The stunningly beautiful evening grosbeaks are mystery birds that come pouring from the canyons to invade our urban areas on a daily cycle- an eruptive population here in Cache Valley. I always hear their loud chirp notes high above, often beyond sight. They alight in towering trees where they feed and converse with chirps and trills all the while. Highly social, evening grosbeaks are unlike their four solitary grosbeak cousins.
Their behaviors leave me puzzled. – Why this daily ritual of flying back and forth from rural to urban? Where and when do they nest? Do they nest close together given their flock behavior? Are they urban or rural nesters? I was able to find some answers, but there are yet many gaps in on their behaviors and highly variable populations.
The Evening Grosbeaks were of much interest from the late 1800s to the mid-1900s, resulting from its eastward range expansion. Comparatively few recent studies have been conducted other than breeding ecology and behavior in Colorado during the 90’s. They were formerly restricted to the western United States but have expanded their range eastward across the country, perhaps a result of the establishment of box elder trees in eastern cities with abundant seeds that persist through the winter, and outbreaks of eastern forest insects which they feast on.
As is the case with many irruptive, nomadic species, it is difficult to determine their true population. Unfortunately, this bird has almost disappeared from the east once again, and has all but disappeared in the Appalachian Mountains and has suffered heavy declines elsewhere. A focus on understanding what is driving population trends is needed for developing conservation strategies to help it recover.
Potential causes of the Evening Grosbeak’s decline are tar sands mining, which has destroyed large swaths of its Canadian boreal forest breeding habitat. Pesticides used to control spruce budworm, an important food for Evening Grosbeak, may also be a factor. Large numbers are killed by window collisions, and cars during winter, when they gather on roadsides to pick up road salt and grit.
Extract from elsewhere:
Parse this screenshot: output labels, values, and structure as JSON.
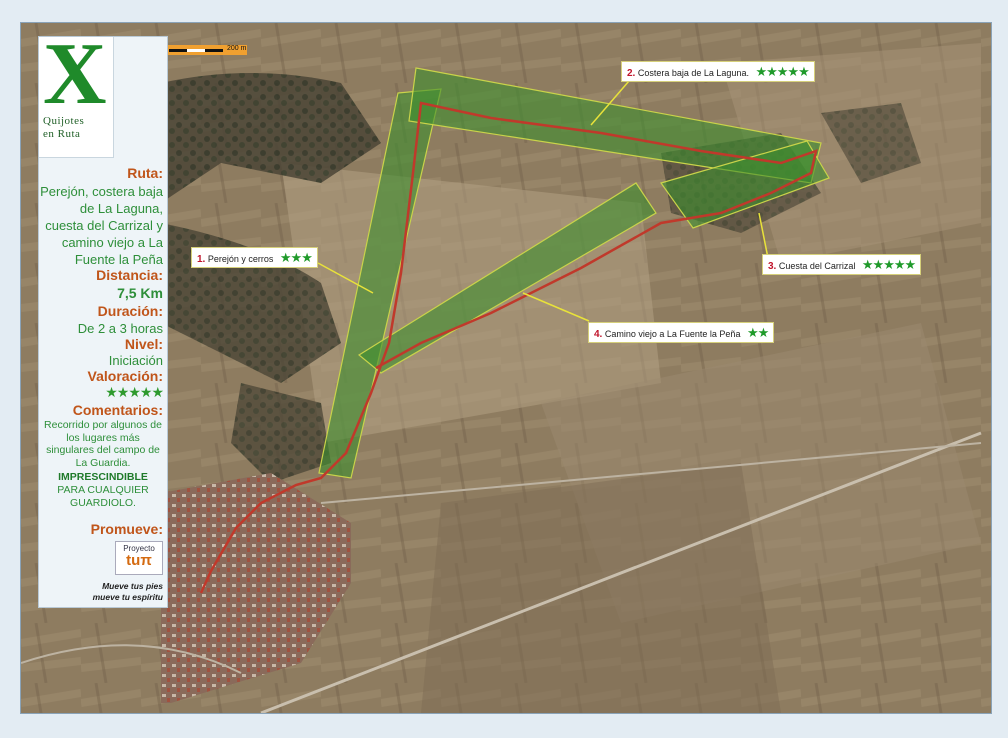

During the breeding season, their behavior is quite secretive, and courtship occurs without elaborate song or display. This secretiveness makes it difficult to study this species’ life history. They breed in high altitude and high latitude various forest types throughout North America. Nests are typically located high up in trees, on horizontal branches well out from the trunk. The female builds the nest, which is a loose saucer of roots and twigs lined with fine grass, moss, rootlets, needles, and lichen. Both parents, generally monogamous, help feed the young. They forage in treetops for insect larvae during the summer, buds in spring, and seeds, berries, and small fruits in winter. They sport heavy, strong beaks which can crack open the toughest shells, including cherry pits- a favorite. Evening Grosbeaks are known to snip off the twigs of Sugar Maple trees and sipping the sweet sap- yum!
As birders and citizen scientists, we must document all we can to supply the much needed dearth of data on this marvelous bird, and report it to www.ebird.org
This is Jack Greene for Bridgerland Audubon- and I’m wild about Utah and its evening grosbeaks!
Pictures: Courtesy Pixabay, Alain
Courtesy US FWS,
Text: Jack Greene, Bridgerland Audubon Society
Evening Grosbeak, All About Birds, Cornell Lab of Ornithology, Cornell University, https://www.allaboutbirds.org/guide/Evening_Grosbeak
Evening Grosbeak, Coccothraustes vespertinus, Birdweb.com, Seattle Audubon Society, http://www.birdweb.org/birdweb/bird/evening_grosbeak
Evening Grosbeak, Coccothraustes vespertinus, eBird.org, https://ebird.org/species/evegro